According to data from the Stockholm International Peace Research Institute, between 1996 and 2010 Belarus consistently ranked on the list of the world’s top 20 arms exporters (and that’s without considering military repair and modernization services). Later on, Belarus also traded well: for example, in 2013, it sold weapons and ammunition worth $338 million. The main buyers were China and Sudan, which purchased arms for $170 million and $168 million, respectively. A year earlier, Belarus sold arms worth $97 million to Azerbaijan and $69 million – to Yemen.
Meanwhile, Sudan and Yemen are countries with ongoing civil wars, and numerous Islamic terrorist groups are active there. Belarus also used to supply large quantities of weapons to Syria and Libya. According to the Associated Press, for example, in 2011, IL-76 aircraft delivered various weapons and military equipment from a military base near Baranovichi to the Libyan city of Sabha. In August 2011 it turned out that official Rome suspected Minsk of selling arms to terrorist groups in Pakistan, namely Tehrik-e-Taliban Pakistan (TTP) and Lashkar-e-Taiba (LeT). The information stated that the supplies of Belarusian weapons had gone through Syria and Kurdistan.
All financial working with deals worth tens of millions of dollars was carried out by Lebanese bank Fransabank, assisted by Iranian bank Tejarat.
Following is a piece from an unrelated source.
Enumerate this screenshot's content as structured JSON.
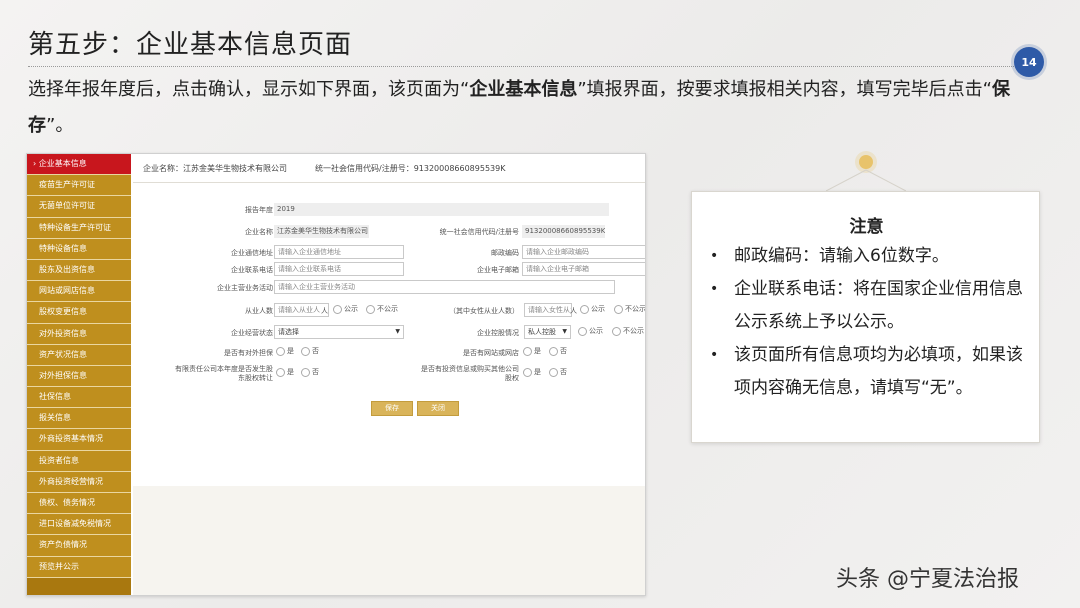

On the Belarussian side, all deals were supervised by the then Foreign Minister Sergei Martynov, while the direct executor in 2010 was BelTechExport. By the way, the aforementioned Lebanese Fransabank has owned its own bank in Belarus since 2008, which is also called Fransabank (previously it was the Belarusian Bank Gold Taler).
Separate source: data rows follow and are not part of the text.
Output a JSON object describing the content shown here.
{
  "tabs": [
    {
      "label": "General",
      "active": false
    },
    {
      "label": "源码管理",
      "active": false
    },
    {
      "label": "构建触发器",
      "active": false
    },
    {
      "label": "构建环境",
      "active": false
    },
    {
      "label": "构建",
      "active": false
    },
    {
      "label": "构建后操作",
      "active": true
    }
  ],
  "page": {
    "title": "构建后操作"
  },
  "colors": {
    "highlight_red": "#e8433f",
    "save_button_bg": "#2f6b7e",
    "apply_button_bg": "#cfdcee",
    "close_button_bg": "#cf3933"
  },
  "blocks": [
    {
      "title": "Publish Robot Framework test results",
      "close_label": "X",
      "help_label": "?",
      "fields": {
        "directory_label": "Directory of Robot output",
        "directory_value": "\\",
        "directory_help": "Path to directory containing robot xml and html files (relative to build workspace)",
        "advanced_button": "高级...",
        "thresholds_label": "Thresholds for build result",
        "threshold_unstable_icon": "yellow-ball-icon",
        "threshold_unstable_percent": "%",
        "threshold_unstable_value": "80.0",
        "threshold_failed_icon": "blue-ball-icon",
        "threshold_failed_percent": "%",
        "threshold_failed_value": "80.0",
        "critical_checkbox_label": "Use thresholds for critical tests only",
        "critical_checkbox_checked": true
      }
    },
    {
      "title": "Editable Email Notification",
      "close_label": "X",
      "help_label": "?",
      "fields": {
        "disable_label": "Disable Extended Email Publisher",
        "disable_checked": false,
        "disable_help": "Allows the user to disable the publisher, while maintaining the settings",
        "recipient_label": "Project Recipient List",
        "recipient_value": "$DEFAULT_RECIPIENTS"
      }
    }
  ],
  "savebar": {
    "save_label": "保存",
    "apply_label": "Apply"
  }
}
Various documents have also been published showing the Belarusian government’s ties to extremist groups in Asia. This included a report by Indian military intelligence, which identified members of Pakistan-based terrorist groups – Tehrik-e-Taliban Pakistan и Lashkar-e-Taiba. “The large-scale arms supply scheme approved by the Belarusian authorities leads to the terrorist groups mentioned,” the report of the Indian law enforcers said.
Belarusian arms sales declined rapidly around 2012. The old stockpiles were mostly sold out. The country now had to offer own developments, which were few and required money to produce them: it was no longer a Soviet freebie. As a result, according to SIPRI, in 2018-2022, Belarus was the world’s 20th largest arms exporter with a market share of 0.3%. By comparison, in 2013-2017, the Republic of Belarus controlled 0.5% of the global arms market.
Over the last five years, the share of Belarusian military exports has dropped by 37%. Now the main buyers of Belarusian arms and military equipment are Serbia (33%), Vietnam (25%) and Uganda (14%). For Vietnam and Serbia, Belarus is the third largest arms exporter, providing 10% of purchases for Hanoi and 20% for Belgrade.
But now, because of the war in Ukraine, Alexander Lukashenko clearly expects to once again turn the arms trade into a source of income for his regime. However, this time such trade could cost Belarus too much – the whole country might be lost.